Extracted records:
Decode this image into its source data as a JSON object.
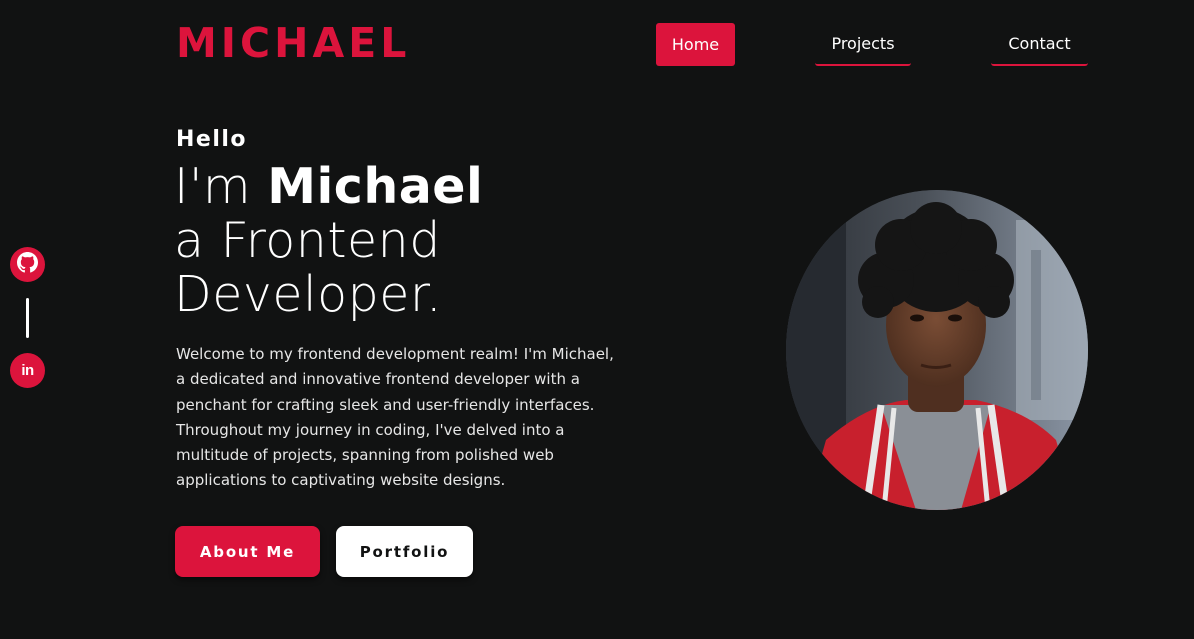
{
  "header": {
    "logo": "MICHAEL",
    "nav": [
      {
        "label": "Home",
        "active": true
      },
      {
        "label": "Projects",
        "active": false
      },
      {
        "label": "Contact",
        "active": false
      }
    ]
  },
  "social": {
    "items": [
      {
        "name": "github-icon"
      },
      {
        "name": "linkedin-icon",
        "glyph": "in"
      }
    ]
  },
  "hero": {
    "greeting": "Hello",
    "line1_prefix": "I'm",
    "line1_name": "Michael",
    "line2": "a Frontend",
    "line3": "Developer.",
    "intro_lines": [
      "Welcome to my frontend development realm! I'm Michael,",
      "a dedicated and innovative frontend developer with a",
      "penchant for crafting sleek and user-friendly interfaces.",
      "Throughout my journey in coding, I've delved into a",
      "multitude of projects, spanning from polished web",
      "applications to captivating website designs."
    ],
    "buttons": {
      "about": "About Me",
      "portfolio": "Portfolio"
    }
  },
  "colors": {
    "accent": "#dc143c",
    "background": "#111212",
    "text": "#ffffff"
  }
}
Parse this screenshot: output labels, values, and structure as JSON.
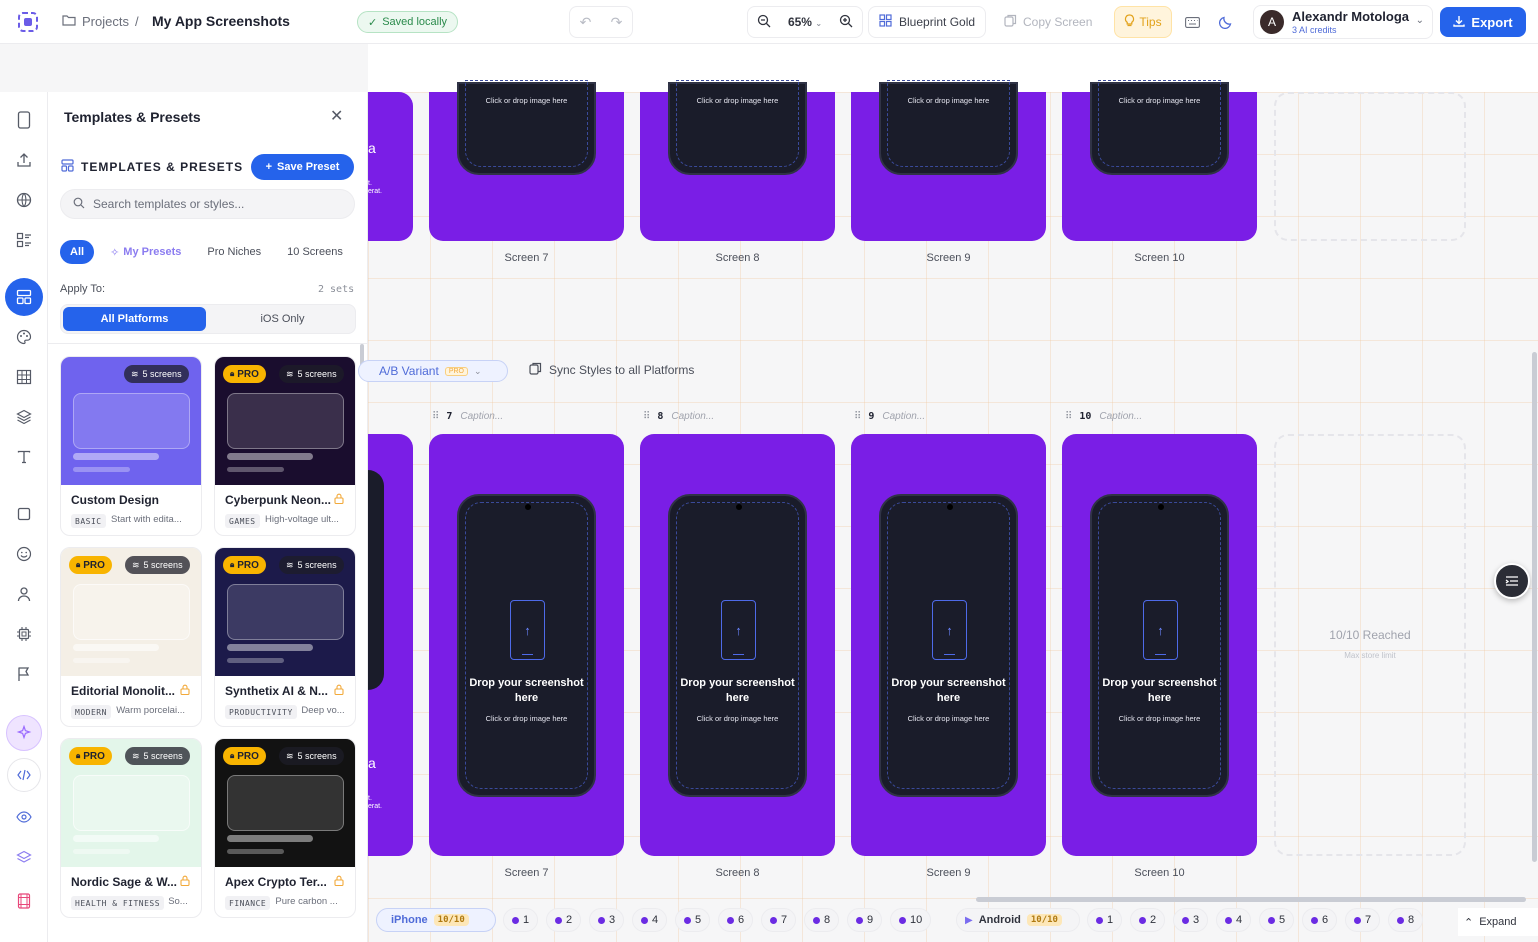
{
  "topbar": {
    "breadcrumb_root": "Projects",
    "breadcrumb_sep": "/",
    "project_title": "My App Screenshots",
    "saved_status": "Saved locally",
    "zoom": "65%",
    "theme_name": "Blueprint Gold",
    "copy_screen": "Copy Screen",
    "tips": "Tips",
    "user_name": "Alexandr Motologa",
    "user_credits": "3 AI credits",
    "user_initial": "A",
    "export": "Export"
  },
  "panel": {
    "title": "Templates & Presets",
    "section_title": "TEMPLATES & PRESETS",
    "save_preset": "Save Preset",
    "search_placeholder": "Search templates or styles...",
    "filters": [
      "All",
      "My Presets",
      "Pro Niches",
      "10 Screens"
    ],
    "apply_label": "Apply To:",
    "apply_count": "2 sets",
    "segment_a": "All Platforms",
    "segment_b": "iOS Only",
    "cards": [
      {
        "name": "Custom Design",
        "tag": "BASIC",
        "desc": "Start with edita...",
        "screens": "5 screens",
        "pro": false,
        "locked": false,
        "bg": "#6f63ee"
      },
      {
        "name": "Cyberpunk Neon...",
        "tag": "GAMES",
        "desc": "High-voltage ult...",
        "screens": "5 screens",
        "pro": true,
        "locked": true,
        "bg": "#1a0d2e"
      },
      {
        "name": "Editorial Monolit...",
        "tag": "MODERN",
        "desc": "Warm porcelai...",
        "screens": "5 screens",
        "pro": true,
        "locked": true,
        "bg": "#f4efe6"
      },
      {
        "name": "Synthetix AI & N...",
        "tag": "PRODUCTIVITY",
        "desc": "Deep vo...",
        "screens": "5 screens",
        "pro": true,
        "locked": true,
        "bg": "#1c1a4a"
      },
      {
        "name": "Nordic Sage & W...",
        "tag": "HEALTH & FITNESS",
        "desc": "So...",
        "screens": "5 screens",
        "pro": true,
        "locked": true,
        "bg": "#e3f6ea"
      },
      {
        "name": "Apex Crypto Ter...",
        "tag": "FINANCE",
        "desc": "Pure carbon ...",
        "screens": "5 screens",
        "pro": true,
        "locked": true,
        "bg": "#121212"
      }
    ],
    "pro_label": "PRO"
  },
  "canvas": {
    "screens_top": [
      "Screen 7",
      "Screen 8",
      "Screen 9",
      "Screen 10"
    ],
    "screens_bottom": [
      "Screen 7",
      "Screen 8",
      "Screen 9",
      "Screen 10"
    ],
    "caption_numbers": [
      "7",
      "8",
      "9",
      "10"
    ],
    "caption_placeholder": "Caption...",
    "drop_title": "Drop your screenshot here",
    "drop_sub": "Click or drop image here",
    "ab_variant": "A/B Variant",
    "ab_pro": "PRO",
    "sync_styles": "Sync Styles to all Platforms",
    "reached": "10/10 Reached",
    "reached_sub": "Max store limit",
    "side_letter": "a",
    "side_text_1": "t.",
    "side_text_2": "erat."
  },
  "bottombar": {
    "ios_label": "iPhone",
    "ios_count": "10/10",
    "ios_screens": [
      "1",
      "2",
      "3",
      "4",
      "5",
      "6",
      "7",
      "8",
      "9",
      "10"
    ],
    "android_label": "Android",
    "android_count": "10/10",
    "android_screens": [
      "1",
      "2",
      "3",
      "4",
      "5",
      "6",
      "7",
      "8"
    ],
    "expand": "Expand"
  },
  "colors": {
    "accent": "#2563eb",
    "frame_purple": "#7a1ee6",
    "phone_dark": "#1a1c2a",
    "pro_gold": "#f8b400"
  }
}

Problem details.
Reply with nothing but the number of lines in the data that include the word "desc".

Problem solution.
6